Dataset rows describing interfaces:
+===+

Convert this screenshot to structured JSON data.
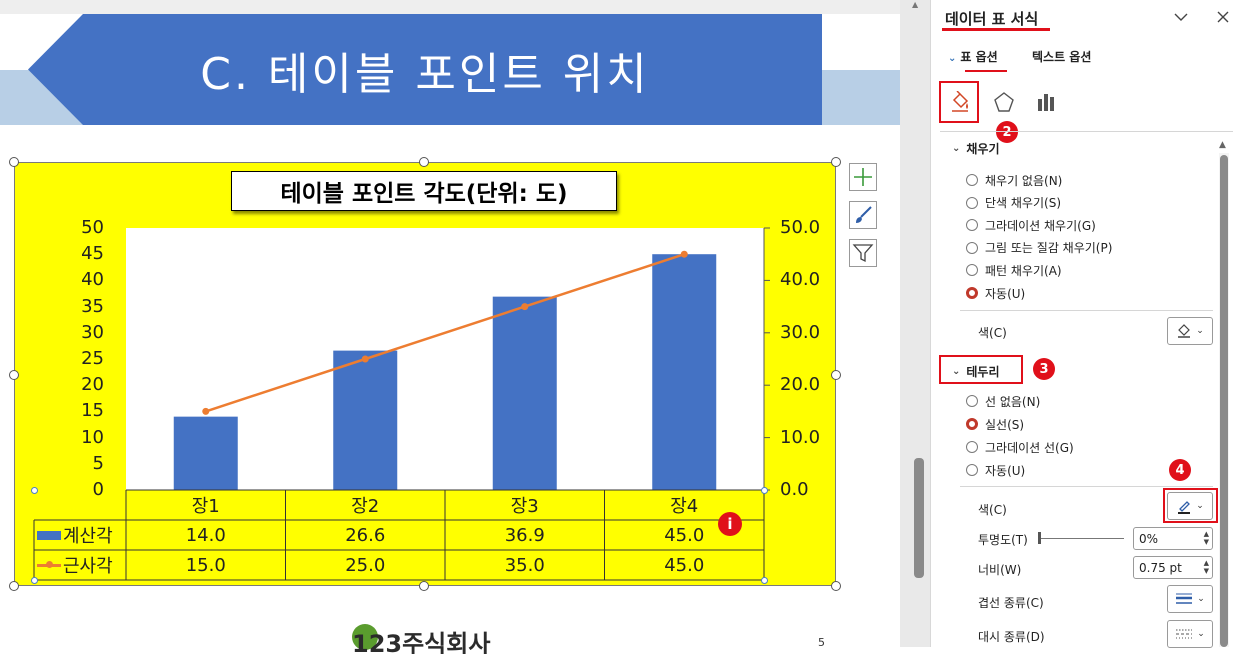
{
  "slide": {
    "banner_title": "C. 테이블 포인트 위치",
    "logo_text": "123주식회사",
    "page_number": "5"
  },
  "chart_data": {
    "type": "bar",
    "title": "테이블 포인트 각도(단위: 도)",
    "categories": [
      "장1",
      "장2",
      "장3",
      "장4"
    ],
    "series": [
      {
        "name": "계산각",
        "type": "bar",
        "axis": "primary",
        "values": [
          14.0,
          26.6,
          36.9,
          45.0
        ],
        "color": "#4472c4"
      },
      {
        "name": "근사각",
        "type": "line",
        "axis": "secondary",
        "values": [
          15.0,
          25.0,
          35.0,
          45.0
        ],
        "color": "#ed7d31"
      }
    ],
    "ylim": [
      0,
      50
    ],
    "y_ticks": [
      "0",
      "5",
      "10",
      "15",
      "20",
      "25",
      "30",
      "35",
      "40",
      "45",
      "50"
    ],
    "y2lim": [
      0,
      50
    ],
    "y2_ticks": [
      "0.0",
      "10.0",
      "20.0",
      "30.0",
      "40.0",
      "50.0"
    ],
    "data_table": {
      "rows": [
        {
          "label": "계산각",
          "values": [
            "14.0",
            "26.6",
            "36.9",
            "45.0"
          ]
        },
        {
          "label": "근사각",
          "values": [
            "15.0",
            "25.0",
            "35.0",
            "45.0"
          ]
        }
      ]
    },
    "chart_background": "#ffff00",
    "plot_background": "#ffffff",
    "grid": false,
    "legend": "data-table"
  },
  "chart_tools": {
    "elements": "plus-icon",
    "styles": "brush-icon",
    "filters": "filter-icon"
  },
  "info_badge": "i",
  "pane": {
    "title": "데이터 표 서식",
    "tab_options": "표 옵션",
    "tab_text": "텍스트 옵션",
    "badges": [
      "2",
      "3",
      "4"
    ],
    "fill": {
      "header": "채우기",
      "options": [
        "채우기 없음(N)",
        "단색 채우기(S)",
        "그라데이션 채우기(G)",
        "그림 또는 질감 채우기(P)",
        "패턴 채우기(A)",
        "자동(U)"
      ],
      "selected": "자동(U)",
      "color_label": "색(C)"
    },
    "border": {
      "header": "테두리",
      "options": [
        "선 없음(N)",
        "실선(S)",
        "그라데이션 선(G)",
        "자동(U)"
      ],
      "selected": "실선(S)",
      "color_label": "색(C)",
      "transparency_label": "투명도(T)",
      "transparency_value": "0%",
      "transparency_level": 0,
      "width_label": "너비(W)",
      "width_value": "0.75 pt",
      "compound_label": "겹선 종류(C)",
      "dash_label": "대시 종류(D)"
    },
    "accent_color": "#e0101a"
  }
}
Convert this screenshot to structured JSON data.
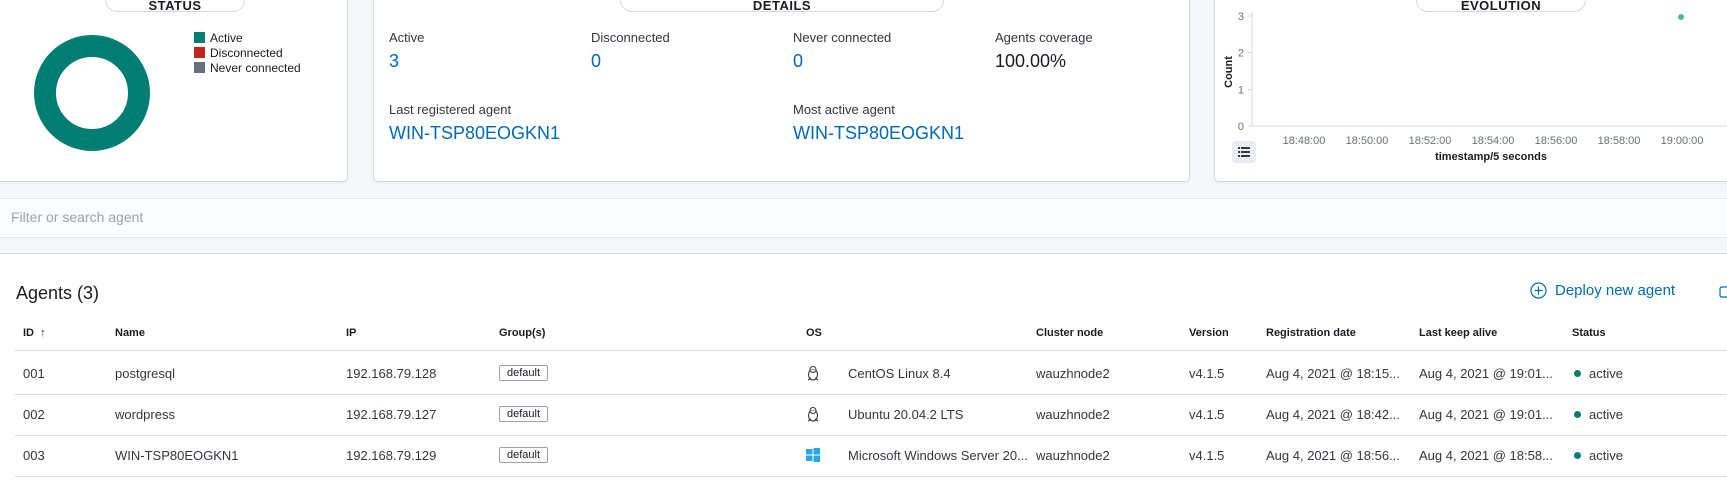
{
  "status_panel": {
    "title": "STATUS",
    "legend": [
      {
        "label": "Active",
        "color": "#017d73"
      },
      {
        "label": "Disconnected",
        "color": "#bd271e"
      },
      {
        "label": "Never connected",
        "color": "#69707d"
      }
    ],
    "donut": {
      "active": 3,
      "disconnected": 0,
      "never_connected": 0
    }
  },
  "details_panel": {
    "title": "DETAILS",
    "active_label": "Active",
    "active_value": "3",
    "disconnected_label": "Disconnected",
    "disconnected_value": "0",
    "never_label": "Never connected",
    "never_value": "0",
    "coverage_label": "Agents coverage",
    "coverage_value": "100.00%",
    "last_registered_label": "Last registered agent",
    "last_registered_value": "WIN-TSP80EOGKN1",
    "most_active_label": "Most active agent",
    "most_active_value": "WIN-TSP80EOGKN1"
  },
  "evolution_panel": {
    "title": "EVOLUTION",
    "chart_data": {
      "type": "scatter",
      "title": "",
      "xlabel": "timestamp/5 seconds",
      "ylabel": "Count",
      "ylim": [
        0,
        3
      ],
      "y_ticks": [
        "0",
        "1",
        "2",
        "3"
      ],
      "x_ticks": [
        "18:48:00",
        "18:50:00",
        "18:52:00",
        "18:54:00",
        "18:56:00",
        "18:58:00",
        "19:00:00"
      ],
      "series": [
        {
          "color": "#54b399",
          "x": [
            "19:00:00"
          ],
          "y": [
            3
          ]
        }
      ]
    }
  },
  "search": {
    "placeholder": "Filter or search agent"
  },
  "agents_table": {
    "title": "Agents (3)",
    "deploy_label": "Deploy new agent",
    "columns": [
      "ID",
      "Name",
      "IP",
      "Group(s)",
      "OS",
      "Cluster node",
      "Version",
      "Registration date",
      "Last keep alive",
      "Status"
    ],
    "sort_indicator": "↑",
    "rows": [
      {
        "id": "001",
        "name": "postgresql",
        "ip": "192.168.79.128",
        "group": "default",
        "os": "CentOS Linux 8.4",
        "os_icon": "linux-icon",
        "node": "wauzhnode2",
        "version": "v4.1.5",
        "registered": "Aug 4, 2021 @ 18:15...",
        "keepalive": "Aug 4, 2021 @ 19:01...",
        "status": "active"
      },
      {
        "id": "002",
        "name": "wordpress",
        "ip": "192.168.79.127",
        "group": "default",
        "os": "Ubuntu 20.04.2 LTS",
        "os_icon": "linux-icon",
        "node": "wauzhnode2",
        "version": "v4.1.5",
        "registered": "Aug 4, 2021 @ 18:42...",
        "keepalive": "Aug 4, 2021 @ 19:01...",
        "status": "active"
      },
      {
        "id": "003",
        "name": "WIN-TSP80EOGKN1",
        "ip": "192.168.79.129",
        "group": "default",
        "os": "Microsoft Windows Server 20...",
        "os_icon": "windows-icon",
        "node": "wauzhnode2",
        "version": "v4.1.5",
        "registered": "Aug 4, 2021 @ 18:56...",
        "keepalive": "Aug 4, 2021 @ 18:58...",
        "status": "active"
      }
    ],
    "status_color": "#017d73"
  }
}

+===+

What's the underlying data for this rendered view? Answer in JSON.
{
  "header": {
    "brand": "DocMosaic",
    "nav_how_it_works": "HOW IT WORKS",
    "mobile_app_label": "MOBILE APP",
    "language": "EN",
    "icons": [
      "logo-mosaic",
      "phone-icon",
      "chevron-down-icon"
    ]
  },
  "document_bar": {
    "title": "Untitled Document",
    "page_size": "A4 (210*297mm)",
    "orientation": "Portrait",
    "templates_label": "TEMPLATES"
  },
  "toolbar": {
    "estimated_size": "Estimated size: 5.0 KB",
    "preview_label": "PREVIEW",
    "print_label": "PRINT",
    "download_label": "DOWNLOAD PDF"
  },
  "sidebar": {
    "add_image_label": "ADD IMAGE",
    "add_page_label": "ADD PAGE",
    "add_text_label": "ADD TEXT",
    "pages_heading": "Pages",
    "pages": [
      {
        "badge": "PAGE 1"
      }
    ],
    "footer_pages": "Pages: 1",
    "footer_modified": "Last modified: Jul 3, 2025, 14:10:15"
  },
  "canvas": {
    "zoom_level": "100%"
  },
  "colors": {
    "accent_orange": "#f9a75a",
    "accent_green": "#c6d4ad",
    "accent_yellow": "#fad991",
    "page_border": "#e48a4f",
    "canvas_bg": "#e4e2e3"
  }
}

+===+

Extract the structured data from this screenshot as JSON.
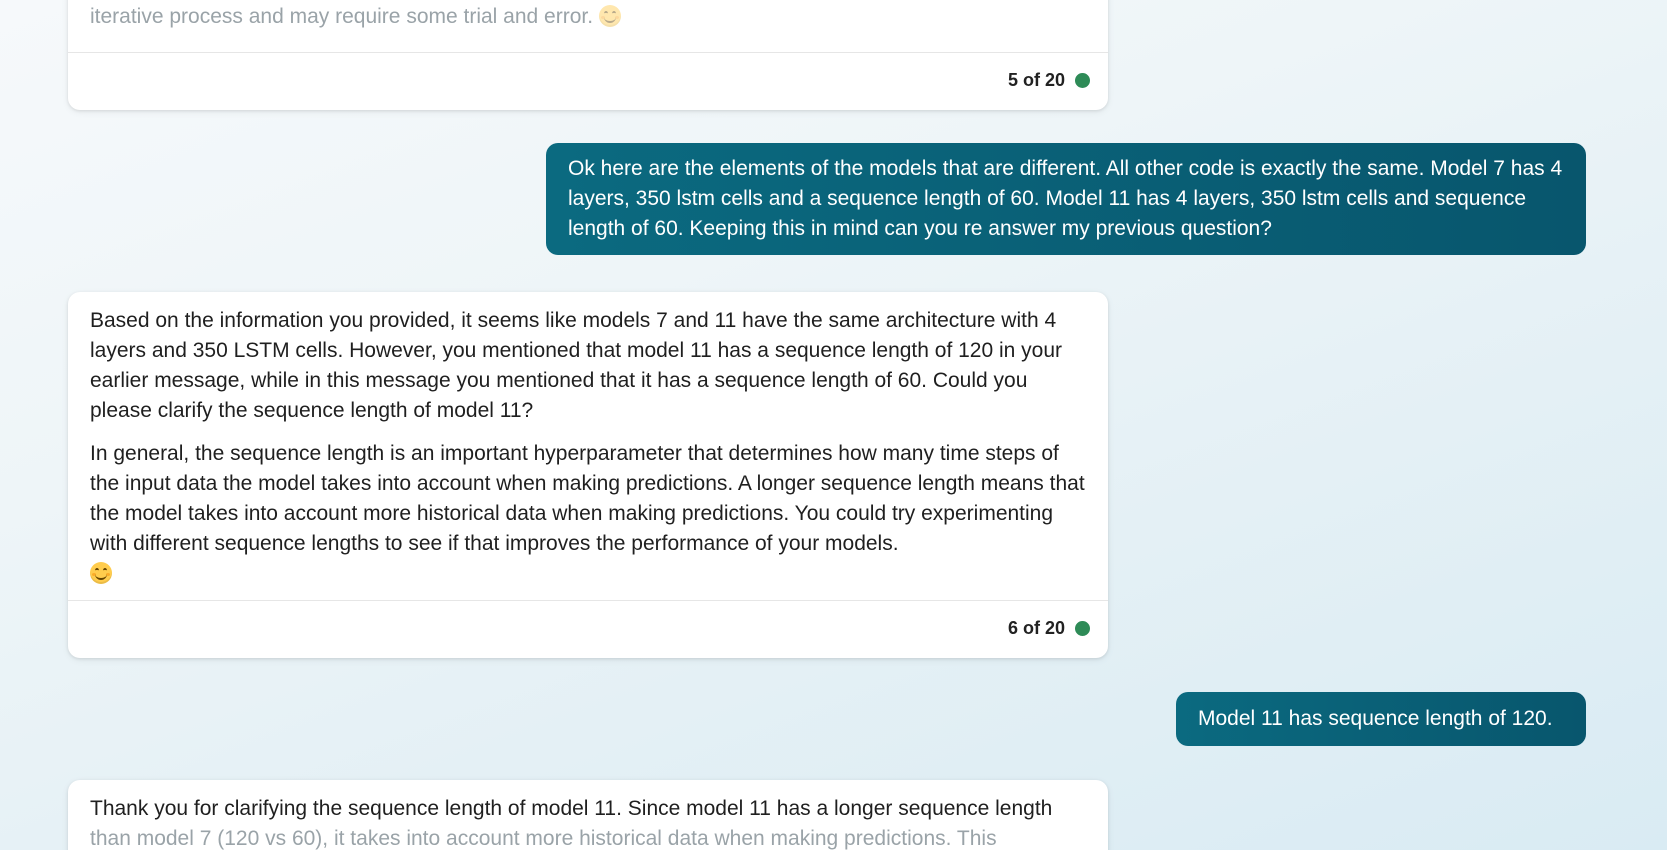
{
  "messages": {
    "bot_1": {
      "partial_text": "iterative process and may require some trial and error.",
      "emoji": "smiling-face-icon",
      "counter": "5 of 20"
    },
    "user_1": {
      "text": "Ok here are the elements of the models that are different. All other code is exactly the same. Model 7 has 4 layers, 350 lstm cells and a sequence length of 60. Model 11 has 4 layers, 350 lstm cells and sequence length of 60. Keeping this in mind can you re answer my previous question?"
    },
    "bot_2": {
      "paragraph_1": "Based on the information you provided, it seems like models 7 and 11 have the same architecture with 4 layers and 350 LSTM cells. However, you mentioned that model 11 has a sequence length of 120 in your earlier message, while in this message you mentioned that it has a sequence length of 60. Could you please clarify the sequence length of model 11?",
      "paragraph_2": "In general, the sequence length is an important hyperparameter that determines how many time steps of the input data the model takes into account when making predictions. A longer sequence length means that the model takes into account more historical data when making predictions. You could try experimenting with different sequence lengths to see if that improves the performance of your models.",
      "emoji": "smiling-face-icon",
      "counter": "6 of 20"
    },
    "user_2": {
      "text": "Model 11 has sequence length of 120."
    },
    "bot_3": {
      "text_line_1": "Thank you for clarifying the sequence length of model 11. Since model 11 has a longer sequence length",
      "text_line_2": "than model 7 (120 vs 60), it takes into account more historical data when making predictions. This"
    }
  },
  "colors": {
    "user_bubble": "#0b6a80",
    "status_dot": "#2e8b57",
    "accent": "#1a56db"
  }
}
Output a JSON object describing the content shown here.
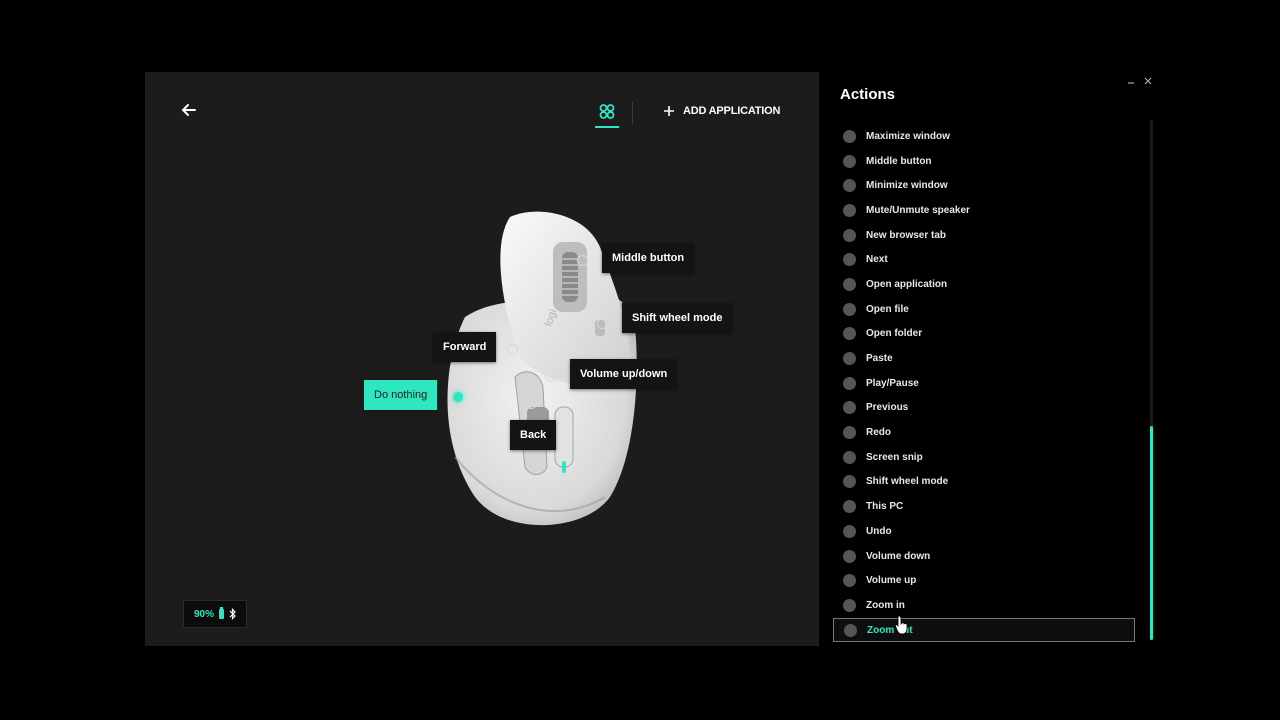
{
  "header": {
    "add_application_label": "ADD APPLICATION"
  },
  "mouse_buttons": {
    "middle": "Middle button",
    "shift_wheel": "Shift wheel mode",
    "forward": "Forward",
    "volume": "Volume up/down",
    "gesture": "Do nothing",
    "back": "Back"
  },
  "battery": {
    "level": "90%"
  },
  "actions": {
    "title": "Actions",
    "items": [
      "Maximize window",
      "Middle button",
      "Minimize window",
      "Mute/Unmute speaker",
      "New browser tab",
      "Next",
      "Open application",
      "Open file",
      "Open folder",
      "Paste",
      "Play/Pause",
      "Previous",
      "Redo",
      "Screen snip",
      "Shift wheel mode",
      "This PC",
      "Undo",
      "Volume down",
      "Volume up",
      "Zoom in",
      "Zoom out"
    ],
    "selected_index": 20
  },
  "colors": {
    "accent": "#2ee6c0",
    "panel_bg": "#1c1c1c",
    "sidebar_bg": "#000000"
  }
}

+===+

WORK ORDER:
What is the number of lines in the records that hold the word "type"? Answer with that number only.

RESULT OF THIS EXERCISE:
4